> Work instruction
Line by line, the data below should be set down unchanged, with images excluded.

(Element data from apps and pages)

■ ■ ■ ■ ■

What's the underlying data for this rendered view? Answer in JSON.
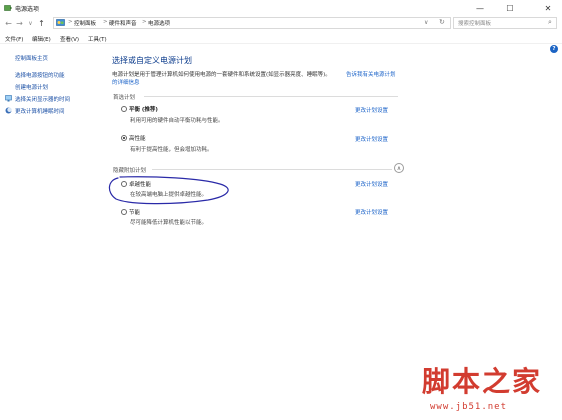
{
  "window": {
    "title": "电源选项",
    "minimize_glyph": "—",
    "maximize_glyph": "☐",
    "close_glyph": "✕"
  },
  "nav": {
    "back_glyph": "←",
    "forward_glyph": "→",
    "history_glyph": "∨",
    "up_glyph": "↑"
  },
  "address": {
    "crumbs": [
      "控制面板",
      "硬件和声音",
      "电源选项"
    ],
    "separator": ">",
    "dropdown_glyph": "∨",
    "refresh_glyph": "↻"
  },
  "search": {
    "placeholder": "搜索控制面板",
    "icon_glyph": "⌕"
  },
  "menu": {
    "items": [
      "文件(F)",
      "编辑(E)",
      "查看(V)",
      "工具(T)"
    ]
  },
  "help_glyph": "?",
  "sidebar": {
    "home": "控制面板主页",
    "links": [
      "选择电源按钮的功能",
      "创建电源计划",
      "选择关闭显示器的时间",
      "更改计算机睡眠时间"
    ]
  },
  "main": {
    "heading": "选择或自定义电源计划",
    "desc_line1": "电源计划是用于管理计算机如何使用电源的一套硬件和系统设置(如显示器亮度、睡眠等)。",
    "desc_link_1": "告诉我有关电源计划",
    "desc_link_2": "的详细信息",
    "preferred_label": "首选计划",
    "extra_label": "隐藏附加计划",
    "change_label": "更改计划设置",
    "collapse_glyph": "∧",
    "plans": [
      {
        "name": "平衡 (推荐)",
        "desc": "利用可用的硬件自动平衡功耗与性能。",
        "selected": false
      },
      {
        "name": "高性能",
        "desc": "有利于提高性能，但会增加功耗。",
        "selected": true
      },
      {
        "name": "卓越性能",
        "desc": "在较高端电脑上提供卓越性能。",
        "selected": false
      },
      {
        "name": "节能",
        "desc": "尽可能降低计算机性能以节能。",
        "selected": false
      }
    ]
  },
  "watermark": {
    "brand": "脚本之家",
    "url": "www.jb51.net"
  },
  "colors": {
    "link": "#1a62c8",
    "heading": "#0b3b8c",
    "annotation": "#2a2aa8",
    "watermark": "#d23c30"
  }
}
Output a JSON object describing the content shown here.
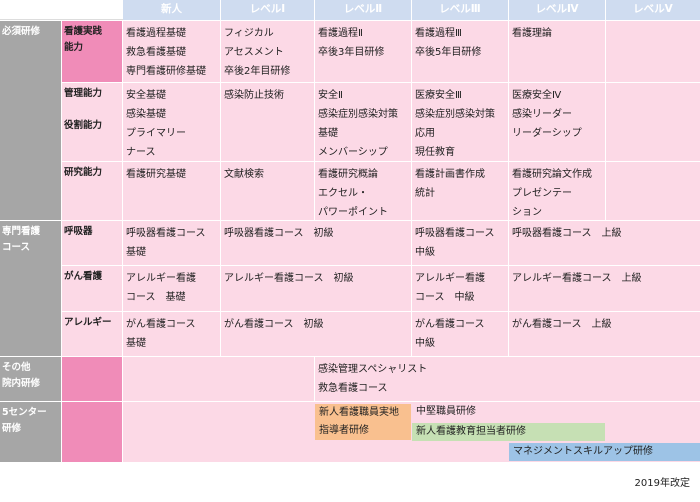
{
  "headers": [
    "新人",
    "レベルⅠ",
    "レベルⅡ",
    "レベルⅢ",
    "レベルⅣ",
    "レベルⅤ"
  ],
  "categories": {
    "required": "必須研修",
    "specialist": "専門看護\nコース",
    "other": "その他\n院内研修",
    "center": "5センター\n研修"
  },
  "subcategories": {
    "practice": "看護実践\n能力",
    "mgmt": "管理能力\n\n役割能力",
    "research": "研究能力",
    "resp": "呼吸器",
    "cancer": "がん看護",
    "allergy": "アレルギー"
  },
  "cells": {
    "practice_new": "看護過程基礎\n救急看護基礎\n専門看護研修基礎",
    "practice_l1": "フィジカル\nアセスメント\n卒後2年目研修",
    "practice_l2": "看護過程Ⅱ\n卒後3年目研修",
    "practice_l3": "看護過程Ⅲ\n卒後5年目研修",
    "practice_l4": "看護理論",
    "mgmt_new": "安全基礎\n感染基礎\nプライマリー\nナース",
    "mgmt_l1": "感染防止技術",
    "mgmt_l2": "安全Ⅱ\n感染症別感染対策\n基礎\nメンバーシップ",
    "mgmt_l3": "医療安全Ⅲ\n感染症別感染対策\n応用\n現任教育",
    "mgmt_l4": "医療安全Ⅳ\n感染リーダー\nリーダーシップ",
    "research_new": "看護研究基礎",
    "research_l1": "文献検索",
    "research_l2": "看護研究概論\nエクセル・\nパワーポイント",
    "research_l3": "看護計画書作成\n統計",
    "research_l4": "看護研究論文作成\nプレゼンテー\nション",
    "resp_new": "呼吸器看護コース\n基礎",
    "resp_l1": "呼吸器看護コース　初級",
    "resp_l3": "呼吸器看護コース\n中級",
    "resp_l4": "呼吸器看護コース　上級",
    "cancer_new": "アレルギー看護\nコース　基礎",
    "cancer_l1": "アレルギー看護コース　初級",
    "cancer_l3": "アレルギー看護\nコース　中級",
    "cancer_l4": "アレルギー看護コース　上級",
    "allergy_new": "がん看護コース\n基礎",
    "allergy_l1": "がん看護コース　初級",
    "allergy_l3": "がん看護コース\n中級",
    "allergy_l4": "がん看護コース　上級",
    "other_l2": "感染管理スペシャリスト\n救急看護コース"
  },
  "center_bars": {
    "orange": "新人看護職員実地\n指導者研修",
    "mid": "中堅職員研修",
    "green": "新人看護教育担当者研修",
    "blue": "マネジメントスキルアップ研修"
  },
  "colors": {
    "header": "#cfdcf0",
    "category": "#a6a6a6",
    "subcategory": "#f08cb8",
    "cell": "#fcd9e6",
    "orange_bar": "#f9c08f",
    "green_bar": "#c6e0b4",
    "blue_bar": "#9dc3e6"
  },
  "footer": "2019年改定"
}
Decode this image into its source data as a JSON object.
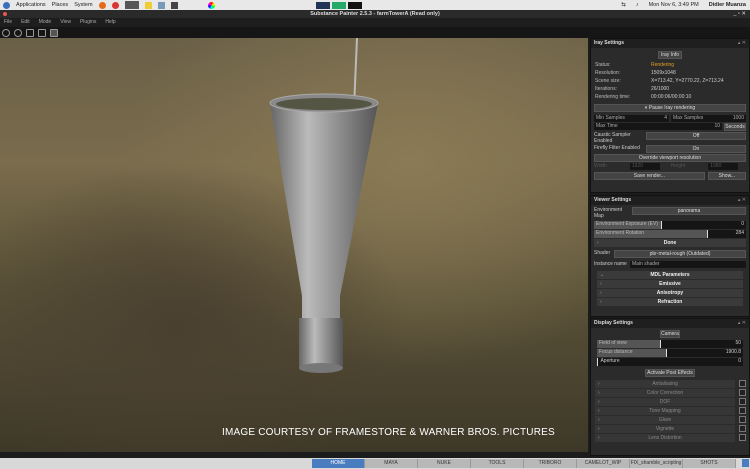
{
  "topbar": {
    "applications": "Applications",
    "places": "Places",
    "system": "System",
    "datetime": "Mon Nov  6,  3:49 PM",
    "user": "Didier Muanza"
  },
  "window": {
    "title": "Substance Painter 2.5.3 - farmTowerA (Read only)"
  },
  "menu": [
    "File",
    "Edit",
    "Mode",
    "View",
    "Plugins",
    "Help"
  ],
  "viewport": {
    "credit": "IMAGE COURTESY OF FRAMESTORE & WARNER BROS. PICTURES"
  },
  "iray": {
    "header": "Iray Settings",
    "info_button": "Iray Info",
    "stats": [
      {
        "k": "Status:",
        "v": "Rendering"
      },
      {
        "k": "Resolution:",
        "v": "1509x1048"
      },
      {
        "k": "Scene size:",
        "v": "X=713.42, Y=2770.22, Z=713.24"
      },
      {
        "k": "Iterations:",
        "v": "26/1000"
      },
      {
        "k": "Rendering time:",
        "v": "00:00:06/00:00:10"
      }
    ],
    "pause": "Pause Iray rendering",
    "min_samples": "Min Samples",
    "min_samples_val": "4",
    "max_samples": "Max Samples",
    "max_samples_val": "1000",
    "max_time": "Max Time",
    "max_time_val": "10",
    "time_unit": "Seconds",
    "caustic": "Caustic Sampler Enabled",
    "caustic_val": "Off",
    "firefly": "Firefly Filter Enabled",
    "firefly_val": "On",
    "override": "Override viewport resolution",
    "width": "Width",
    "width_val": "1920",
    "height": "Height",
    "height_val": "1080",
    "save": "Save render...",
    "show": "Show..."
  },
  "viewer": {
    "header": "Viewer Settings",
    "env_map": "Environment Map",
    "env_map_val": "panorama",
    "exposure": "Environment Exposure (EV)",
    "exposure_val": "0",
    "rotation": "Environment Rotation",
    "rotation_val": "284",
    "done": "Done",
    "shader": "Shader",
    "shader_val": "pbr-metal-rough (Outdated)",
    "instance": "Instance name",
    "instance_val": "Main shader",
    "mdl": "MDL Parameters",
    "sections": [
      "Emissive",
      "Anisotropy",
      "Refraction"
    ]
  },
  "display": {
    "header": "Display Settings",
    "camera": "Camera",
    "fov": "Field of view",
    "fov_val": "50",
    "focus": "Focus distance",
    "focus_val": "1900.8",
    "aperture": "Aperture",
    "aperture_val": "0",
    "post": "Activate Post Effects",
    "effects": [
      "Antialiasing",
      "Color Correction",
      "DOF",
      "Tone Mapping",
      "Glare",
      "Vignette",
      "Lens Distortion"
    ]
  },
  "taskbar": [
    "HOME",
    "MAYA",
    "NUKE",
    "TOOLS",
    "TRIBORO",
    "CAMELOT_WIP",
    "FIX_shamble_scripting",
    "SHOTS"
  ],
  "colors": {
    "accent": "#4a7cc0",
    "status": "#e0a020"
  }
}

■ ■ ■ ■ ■

> Task solution
What's the underlying data for this rendered view? Answer in JSON.
{
  "window": {
    "title": "电源选项",
    "minimize_glyph": "—",
    "maximize_glyph": "☐",
    "close_glyph": "✕"
  },
  "nav": {
    "back_glyph": "←",
    "forward_glyph": "→",
    "history_glyph": "∨",
    "up_glyph": "↑"
  },
  "address": {
    "crumbs": [
      "控制面板",
      "硬件和声音",
      "电源选项"
    ],
    "separator": ">",
    "dropdown_glyph": "∨",
    "refresh_glyph": "↻"
  },
  "search": {
    "placeholder": "搜索控制面板",
    "icon_glyph": "⌕"
  },
  "menu": {
    "items": [
      "文件(F)",
      "编辑(E)",
      "查看(V)",
      "工具(T)"
    ]
  },
  "help_glyph": "?",
  "sidebar": {
    "home": "控制面板主页",
    "links": [
      "选择电源按钮的功能",
      "创建电源计划",
      "选择关闭显示器的时间",
      "更改计算机睡眠时间"
    ]
  },
  "main": {
    "heading": "选择或自定义电源计划",
    "desc_line1": "电源计划是用于管理计算机如何使用电源的一套硬件和系统设置(如显示器亮度、睡眠等)。",
    "desc_link_1": "告诉我有关电源计划",
    "desc_link_2": "的详细信息",
    "preferred_label": "首选计划",
    "extra_label": "隐藏附加计划",
    "change_label": "更改计划设置",
    "collapse_glyph": "∧",
    "plans": [
      {
        "name": "平衡 (推荐)",
        "desc": "利用可用的硬件自动平衡功耗与性能。",
        "selected": false
      },
      {
        "name": "高性能",
        "desc": "有利于提高性能，但会增加功耗。",
        "selected": true
      },
      {
        "name": "卓越性能",
        "desc": "在较高端电脑上提供卓越性能。",
        "selected": false
      },
      {
        "name": "节能",
        "desc": "尽可能降低计算机性能以节能。",
        "selected": false
      }
    ]
  },
  "watermark": {
    "brand": "脚本之家",
    "url": "www.jb51.net"
  },
  "colors": {
    "link": "#1a62c8",
    "heading": "#0b3b8c",
    "annotation": "#2a2aa8",
    "watermark": "#d23c30"
  }
}
Output a JSON object describing the content shown here.
{
  "headers": [
    "新人",
    "レベルⅠ",
    "レベルⅡ",
    "レベルⅢ",
    "レベルⅣ",
    "レベルⅤ"
  ],
  "categories": {
    "required": "必須研修",
    "specialist": "専門看護\nコース",
    "other": "その他\n院内研修",
    "center": "5センター\n研修"
  },
  "subcategories": {
    "practice": "看護実践\n能力",
    "mgmt": "管理能力\n\n役割能力",
    "research": "研究能力",
    "resp": "呼吸器",
    "cancer": "がん看護",
    "allergy": "アレルギー"
  },
  "cells": {
    "practice_new": "看護過程基礎\n救急看護基礎\n専門看護研修基礎",
    "practice_l1": "フィジカル\nアセスメント\n卒後2年目研修",
    "practice_l2": "看護過程Ⅱ\n卒後3年目研修",
    "practice_l3": "看護過程Ⅲ\n卒後5年目研修",
    "practice_l4": "看護理論",
    "mgmt_new": "安全基礎\n感染基礎\nプライマリー\nナース",
    "mgmt_l1": "感染防止技術",
    "mgmt_l2": "安全Ⅱ\n感染症別感染対策\n基礎\nメンバーシップ",
    "mgmt_l3": "医療安全Ⅲ\n感染症別感染対策\n応用\n現任教育",
    "mgmt_l4": "医療安全Ⅳ\n感染リーダー\nリーダーシップ",
    "research_new": "看護研究基礎",
    "research_l1": "文献検索",
    "research_l2": "看護研究概論\nエクセル・\nパワーポイント",
    "research_l3": "看護計画書作成\n統計",
    "research_l4": "看護研究論文作成\nプレゼンテー\nション",
    "resp_new": "呼吸器看護コース\n基礎",
    "resp_l1": "呼吸器看護コース　初級",
    "resp_l3": "呼吸器看護コース\n中級",
    "resp_l4": "呼吸器看護コース　上級",
    "cancer_new": "アレルギー看護\nコース　基礎",
    "cancer_l1": "アレルギー看護コース　初級",
    "cancer_l3": "アレルギー看護\nコース　中級",
    "cancer_l4": "アレルギー看護コース　上級",
    "allergy_new": "がん看護コース\n基礎",
    "allergy_l1": "がん看護コース　初級",
    "allergy_l3": "がん看護コース\n中級",
    "allergy_l4": "がん看護コース　上級",
    "other_l2": "感染管理スペシャリスト\n救急看護コース"
  },
  "center_bars": {
    "orange": "新人看護職員実地\n指導者研修",
    "mid": "中堅職員研修",
    "green": "新人看護教育担当者研修",
    "blue": "マネジメントスキルアップ研修"
  },
  "colors": {
    "header": "#cfdcf0",
    "category": "#a6a6a6",
    "subcategory": "#f08cb8",
    "cell": "#fcd9e6",
    "orange_bar": "#f9c08f",
    "green_bar": "#c6e0b4",
    "blue_bar": "#9dc3e6"
  },
  "footer": "2019年改定"
}
Decode this image into its source data as a JSON object.
{
  "topbar": {
    "applications": "Applications",
    "places": "Places",
    "system": "System",
    "datetime": "Mon Nov  6,  3:49 PM",
    "user": "Didier Muanza"
  },
  "window": {
    "title": "Substance Painter 2.5.3 - farmTowerA (Read only)"
  },
  "menu": [
    "File",
    "Edit",
    "Mode",
    "View",
    "Plugins",
    "Help"
  ],
  "viewport": {
    "credit": "IMAGE COURTESY OF FRAMESTORE & WARNER BROS. PICTURES"
  },
  "iray": {
    "header": "Iray Settings",
    "info_button": "Iray Info",
    "stats": [
      {
        "k": "Status:",
        "v": "Rendering"
      },
      {
        "k": "Resolution:",
        "v": "1509x1048"
      },
      {
        "k": "Scene size:",
        "v": "X=713.42, Y=2770.22, Z=713.24"
      },
      {
        "k": "Iterations:",
        "v": "26/1000"
      },
      {
        "k": "Rendering time:",
        "v": "00:00:06/00:00:10"
      }
    ],
    "pause": "Pause Iray rendering",
    "min_samples": "Min Samples",
    "min_samples_val": "4",
    "max_samples": "Max Samples",
    "max_samples_val": "1000",
    "max_time": "Max Time",
    "max_time_val": "10",
    "time_unit": "Seconds",
    "caustic": "Caustic Sampler Enabled",
    "caustic_val": "Off",
    "firefly": "Firefly Filter Enabled",
    "firefly_val": "On",
    "override": "Override viewport resolution",
    "width": "Width",
    "width_val": "1920",
    "height": "Height",
    "height_val": "1080",
    "save": "Save render...",
    "show": "Show..."
  },
  "viewer": {
    "header": "Viewer Settings",
    "env_map": "Environment Map",
    "env_map_val": "panorama",
    "exposure": "Environment Exposure (EV)",
    "exposure_val": "0",
    "rotation": "Environment Rotation",
    "rotation_val": "284",
    "done": "Done",
    "shader": "Shader",
    "shader_val": "pbr-metal-rough (Outdated)",
    "instance": "Instance name",
    "instance_val": "Main shader",
    "mdl": "MDL Parameters",
    "sections": [
      "Emissive",
      "Anisotropy",
      "Refraction"
    ]
  },
  "display": {
    "header": "Display Settings",
    "camera": "Camera",
    "fov": "Field of view",
    "fov_val": "50",
    "focus": "Focus distance",
    "focus_val": "1900.8",
    "aperture": "Aperture",
    "aperture_val": "0",
    "post": "Activate Post Effects",
    "effects": [
      "Antialiasing",
      "Color Correction",
      "DOF",
      "Tone Mapping",
      "Glare",
      "Vignette",
      "Lens Distortion"
    ]
  },
  "taskbar": [
    "HOME",
    "MAYA",
    "NUKE",
    "TOOLS",
    "TRIBORO",
    "CAMELOT_WIP",
    "FIX_shamble_scripting",
    "SHOTS"
  ],
  "colors": {
    "accent": "#4a7cc0",
    "status": "#e0a020"
  }
}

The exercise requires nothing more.